By the middle of March, our night marches had become tactically successful. We had been practicing de-arrests, confusing the police and quickly blockading the street with trash-cans.

On 3/17, many of us wearing masks, “Blocked Up,” so the march could turn more riotous without there being clear evidence against a single protester. A bourgeoise boutique in SoHo had its window broken, which, along with battle cries of “A, Anti, Anti-Capitalista,” proved to be incredibly inspiring for the protesters. For hours we took the streets, snaked-around one-way blocks, had the police running, and blockaded the streets with everything we could find at every turn.

The moment that sticks out as the radical break—the opening up of space—of politics took place for no longer than a minute, and yet, any performer can tell you that a minute in real-time is a long time. Hastily cutting across two-lane traffic and turning up a block in the direction-of-traffic entirely demobilized the police, leaving their usually highly effective bike-motorcades immobilized. What this, along with a few arrests, bought us was time. The 5-6 blockaders turned into 40-50: people who had never participated in direct action, who were assuredly against violence, understood the moment—the efficacy of the action of blockading, and bought-in. Over the course of a minute, hundreds of giant trash-bags, dumpsters, traffic cones and heavy construction material were lobbed in the street. With maybe 45 seconds remaining, the protesters began to sing and shout with glee, knowing that they were liberated: autonomous from the one and only threat they have to face in the city, the ordering, stratifying, and territorializing force of the NYPD.

Space was opened up: the street became a free-zone—a zone of politics. The commons was liberated for a brief point, and everyone felt this geographically-produced affect. It is this form of autonomy I am looking for in my search for the political.

Barricades define space, but also define a body’s affective mood and potentiality, relating to the way the entire group might be affected. Humans are social animals: when Liberty Square was free of barricades, up and running, it was a rather productive space: various working groups were setting up tents/ tables, giving out information, hosting meetings, served food, played music, and danced.

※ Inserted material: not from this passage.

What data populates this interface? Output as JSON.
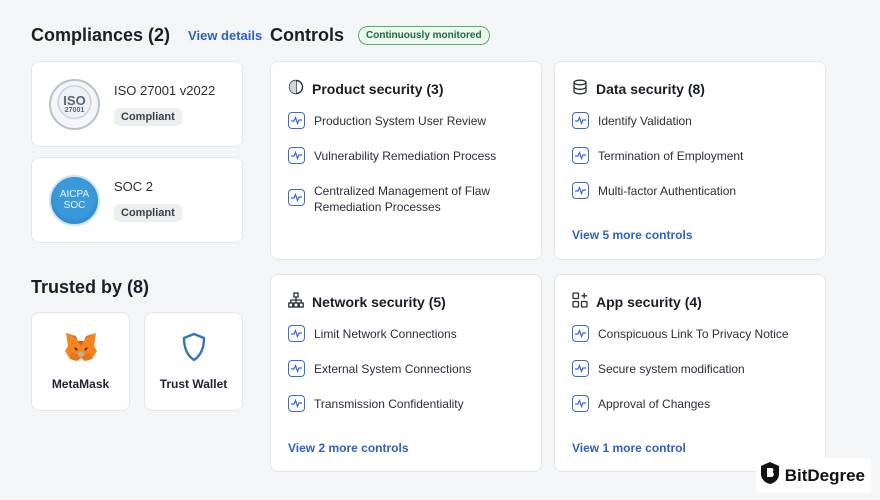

When these anti-Capitalist, (positive) productive and affective flows were cut off by forces of the State, by barricading space or invading, affect turned negative.

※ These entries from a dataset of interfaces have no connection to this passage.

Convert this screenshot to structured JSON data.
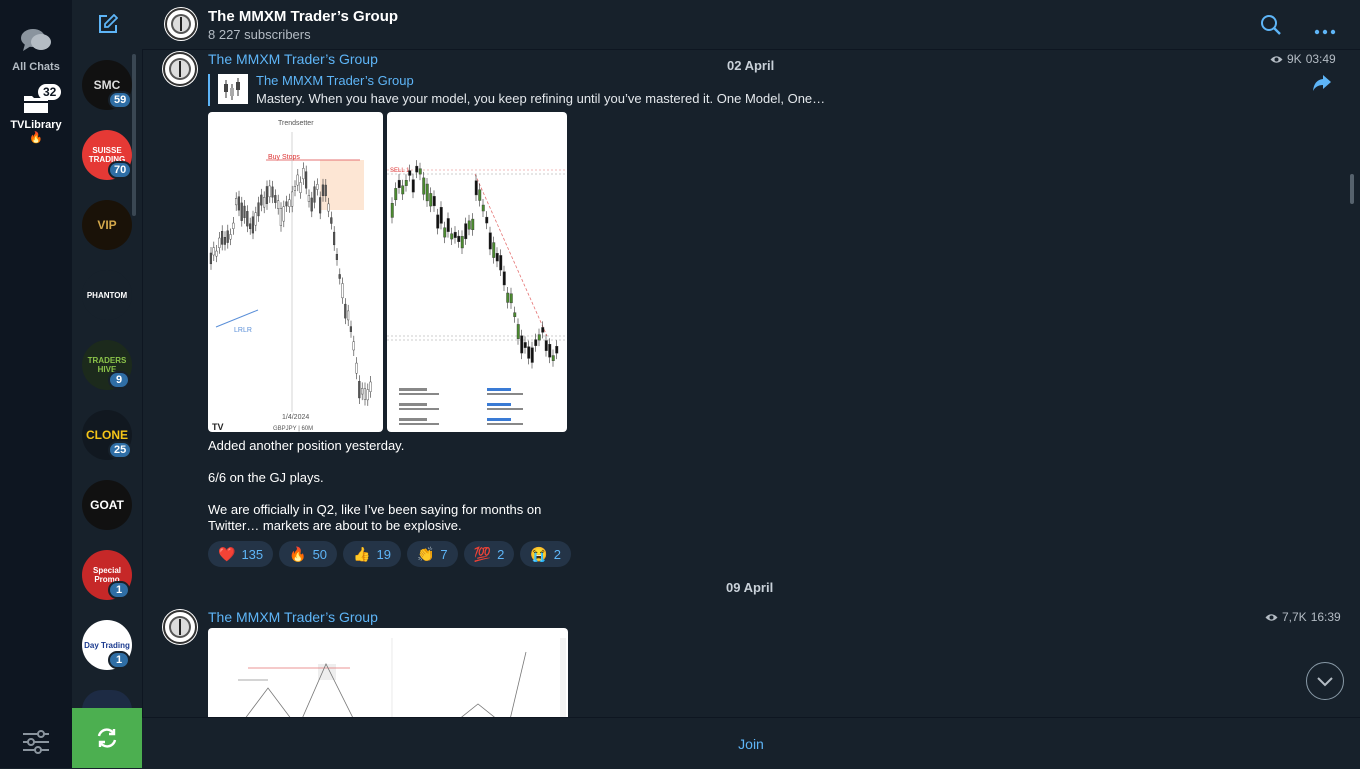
{
  "folders": [
    {
      "label": "All Chats"
    },
    {
      "label": "TVLibrary",
      "badge": "32",
      "emoji": "🔥"
    }
  ],
  "chatlist": [
    {
      "initials": "SMC",
      "unread": "59",
      "bg": "#111111",
      "fg": "#dddddd"
    },
    {
      "initials": "SUISSE TRADING",
      "unread": "70",
      "bg": "#e53935",
      "fg": "#ffffff"
    },
    {
      "initials": "VIP",
      "unread": "",
      "bg": "#1a1208",
      "fg": "#d4a84b"
    },
    {
      "initials": "PHANTOM",
      "unread": "",
      "bg": "#17212b",
      "fg": "#ffffff"
    },
    {
      "initials": "TRADERS HIVE",
      "unread": "9",
      "bg": "#1c2a1c",
      "fg": "#8bc34a"
    },
    {
      "initials": "CLONE",
      "unread": "25",
      "bg": "#111820",
      "fg": "#f5c518"
    },
    {
      "initials": "GOAT",
      "unread": "",
      "bg": "#111111",
      "fg": "#ffffff"
    },
    {
      "initials": "Special Promo",
      "unread": "1",
      "bg": "#c62828",
      "fg": "#ffffff"
    },
    {
      "initials": "Day Trading",
      "unread": "1",
      "bg": "#ffffff",
      "fg": "#1a3a8f"
    }
  ],
  "header": {
    "title": "The MMXM Trader’s Group",
    "subtitle": "8 227 subscribers"
  },
  "messages": [
    {
      "author": "The MMXM Trader’s Group",
      "date": "02 April",
      "views": "9K",
      "time": "03:49",
      "forward": {
        "name": "The MMXM Trader’s Group",
        "text": "Mastery.   When you have your model, you keep refining until you’ve mastered it.  One Model, One…"
      },
      "image1": {
        "title": "Trendsetter",
        "note": "Buy Stops",
        "label": "LRLR",
        "date": "1/4/2024",
        "symbol": "GBPJPY | 60M"
      },
      "image2": {
        "note": "SELL 1"
      },
      "lines": [
        "Added another position yesterday.",
        "6/6 on the GJ plays.",
        "We are officially in Q2, like I’ve been saying for months on Twitter… markets are about to be explosive."
      ],
      "reactions": [
        {
          "emoji": "❤️",
          "count": "135"
        },
        {
          "emoji": "🔥",
          "count": "50"
        },
        {
          "emoji": "👍",
          "count": "19"
        },
        {
          "emoji": "👏",
          "count": "7"
        },
        {
          "emoji": "💯",
          "count": "2"
        },
        {
          "emoji": "😭",
          "count": "2"
        }
      ]
    },
    {
      "author": "The MMXM Trader’s Group",
      "date": "09 April",
      "views": "7,7K",
      "time": "16:39"
    }
  ],
  "composer": {
    "join_label": "Join"
  },
  "colors": {
    "accent": "#5eb5f7",
    "bg": "#17212b",
    "sidebar": "#0e1621",
    "refresh": "#4caf50"
  }
}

Being forced into barricade, kettles, and on the sidewalk keeps forces bubbling up inside intensively, turning positive extensive affect into negative intensive affect—turning in against ourselves and each other. When the police kick protesters out, the momentum often turns an occupation into a hard-core night march, wherein the extensive affective moods are projected outwardly onto cops, cops’s automobiles, and soon-to-be-broken windows. Negative extensive affect is returned, but not contained.






Movement cannot be placed onto a rigid map no less than equality can be distributed equally. Movement can be navigated and recorded, but we lose the essence of movement, the freedom of movement to move toward freedom. As soon as we force onto it measure, order, or any other geometric/ disciplinary mechanism, movement is lost.

What is lost when movement is measured and when we attempt to distribute equally is excess: the excess of bodies, of space, of relationality—we lose the excess that marks real politics, the ontological indeterminacy that OWS embodies. Instead, affirming dis-order, affirming movement, and allowing the shift in understanding are all paradigmatic for the formulation of Rancièrian politics, and for the creation of the commons. When the critique of our so called ‘democracy’ has gone on for two-hundred years, and when NYPD force is a force of exceptionality, the only possible paradigm shift, revolution, is necessitated.

What we need is politics.